This explanation left me in an untenable position. Some Jew somewhere in the world is participating in lewd gatherings, and I have to regret the sins of that low-life? The liturgy was forcing on me an identification that I didn't feel and didn't want.
Perhaps the greatest obstacle to empathy is our critical nature. The sentiment, "I would never do such a thing," builds a high wall between us and our relatives, neighbors, co-workers, and friends who do indeed manifest weaknesses that we do not share.
Think of a Jewish individual or group that you judge harshly. Then tear the wall down.
If, for example, you are such a paragon of honesty that you never even conduct private phone conversations on your boss's time, then how can you identify with co-workers who pilfer pens and envelopes from the office or executives who embezzle funds from the corporation? During the Yom Kippur service, how can you possibly pronounce the words, "We have stolen," and allow the plural pronoun to lump you together with pilferers and embezzlers?

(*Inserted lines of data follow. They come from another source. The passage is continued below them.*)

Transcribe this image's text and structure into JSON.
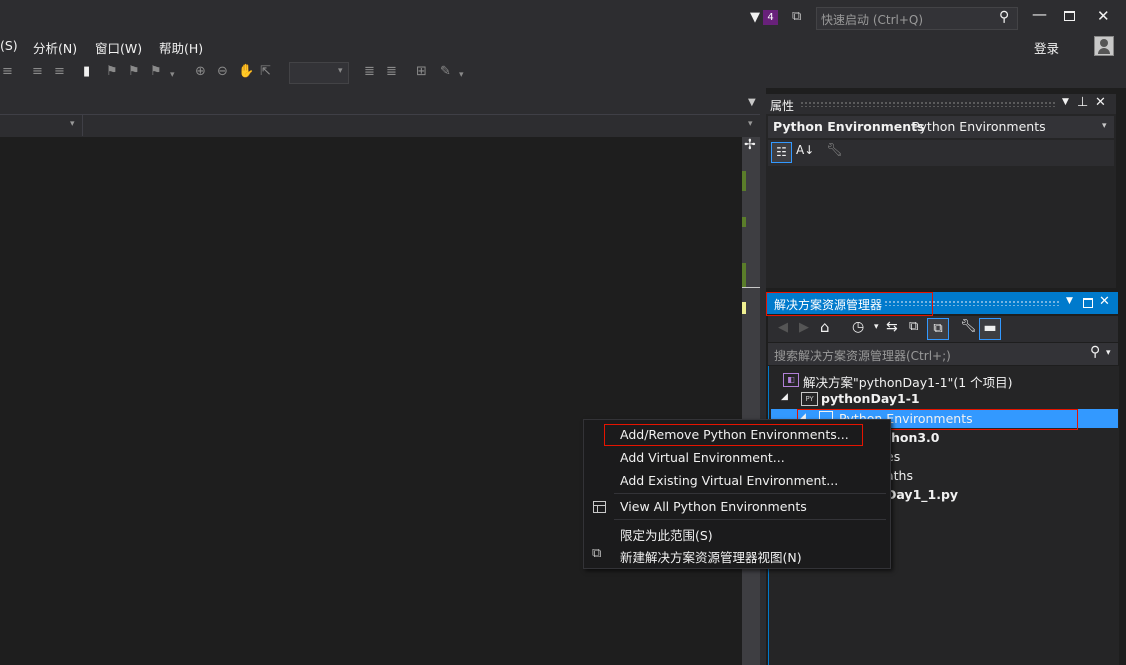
{
  "titlebar": {
    "notification_count": "4",
    "quick_launch_placeholder": "快速启动 (Ctrl+Q)",
    "sign_in": "登录"
  },
  "menu": {
    "items": [
      {
        "label": "(S)"
      },
      {
        "label": "分析(N)"
      },
      {
        "label": "窗口(W)"
      },
      {
        "label": "帮助(H)"
      }
    ]
  },
  "properties": {
    "title": "属性",
    "selected_name": "Python Environments",
    "selected_type": "Python Environments"
  },
  "solution_explorer": {
    "title": "解决方案资源管理器",
    "search_placeholder": "搜索解决方案资源管理器(Ctrl+;)",
    "tree": {
      "solution": "解决方案\"pythonDay1-1\"(1 个项目)",
      "project": "pythonDay1-1",
      "environments": "Python Environments",
      "env_item": "thon3.0",
      "refs": "es",
      "paths": "aths",
      "file": "Day1_1.py"
    }
  },
  "context_menu": {
    "items": [
      {
        "label": "Add/Remove Python Environments..."
      },
      {
        "label": "Add Virtual Environment..."
      },
      {
        "label": "Add Existing Virtual Environment..."
      },
      {
        "label": "View All Python Environments"
      },
      {
        "label": "限定为此范围(S)"
      },
      {
        "label": "新建解决方案资源管理器视图(N)"
      }
    ]
  },
  "colors": {
    "accent": "#007acc",
    "highlight_box": "#e51400",
    "background": "#1e1e1e",
    "chrome": "#2d2d30"
  }
}
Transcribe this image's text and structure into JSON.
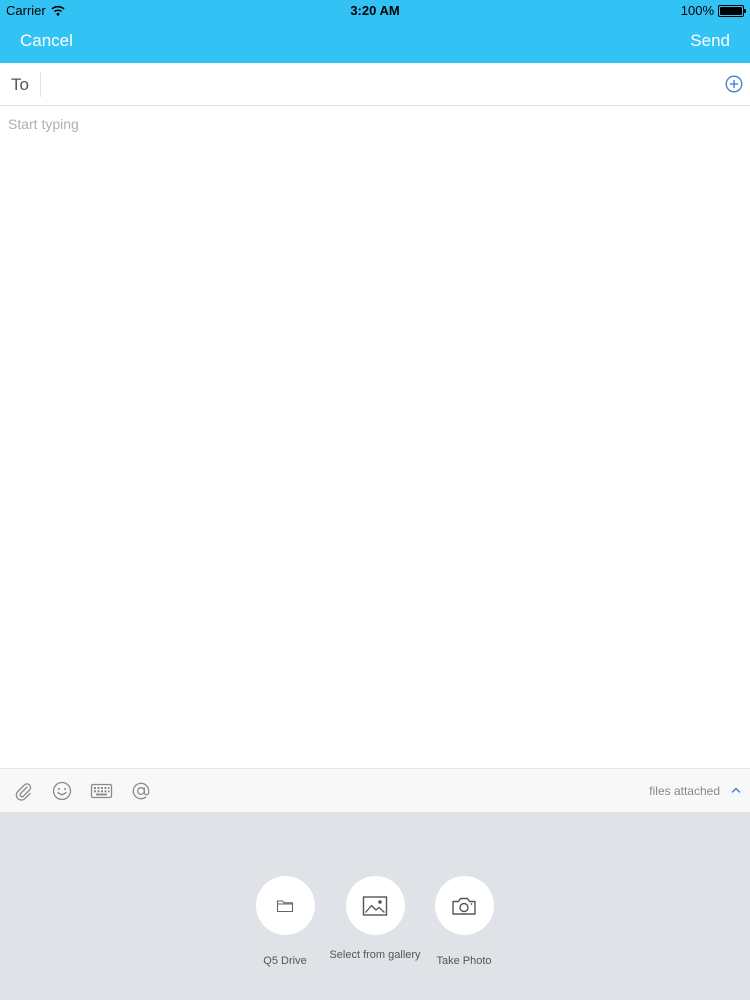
{
  "status_bar": {
    "carrier": "Carrier",
    "time": "3:20 AM",
    "battery": "100%",
    "wifi_icon": "wifi-icon",
    "battery_icon": "battery-icon"
  },
  "nav": {
    "cancel_label": "Cancel",
    "send_label": "Send",
    "background_color": "#33c2f4"
  },
  "recipient": {
    "label": "To",
    "value": "",
    "add_icon": "plus-circle-icon",
    "accent_color": "#3a7fd0"
  },
  "composer": {
    "placeholder": "Start typing",
    "value": ""
  },
  "toolbar": {
    "icons": [
      "paperclip-icon",
      "smiley-icon",
      "keyboard-icon",
      "at-sign-icon"
    ],
    "files_attached_label": "files attached",
    "expand_icon": "chevron-up-icon"
  },
  "attachments": {
    "options": [
      {
        "label": "Q5 Drive",
        "icon": "folder-icon"
      },
      {
        "label": "Select from gallery",
        "icon": "image-icon"
      },
      {
        "label": "Take Photo",
        "icon": "camera-icon"
      }
    ]
  }
}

Rebbetzin Heller explains our commonality with all Jews as follows:
Visualize the thief. What are his battles? He's possibly battling against his upbringing, his education (or lack thereof), his environment, and his own passion for acquisitions. And he's losing! Make no mistake: he's losing his battles; the Torah condemns his dishonesty.
Now think of your own inner battles. Have you ever lost a battle? Your battles are not the same as his battles, but if you have ever lost one of your battles, that's what you have in common with him.
One of the sins we confess to on Yom Kippur is judging others harshly. This Yom Kippur, perhaps on your way to synagogue, take time to think of a Jewish individual or group that you judge harshly. Then tear the wall down. Think of your own lost battles, and of theirs, and open your heart to a "we" that includes them.
This Yom Kippur, whether or not we're sufficiently familiar with the liturgy to pray Shemona Esrai, let's pray for all Jews everywhere. Let's cry for our own lost battles and for the lost battles of all other Jews. Let's weep for the suffering of all of us. As we plead in the final blessing of Shemona Esrai: "Bless us, our Father, all of us as one..." Because we are one.
This Yom Kippur, let's awaken to our shared identity. Among us there is no such thing as other people's tears, only our collective tears.
*Many of these 3,000 families were spared eviction through the legal efforts of Yedid, a charitable organization most of whose supporters are left of center.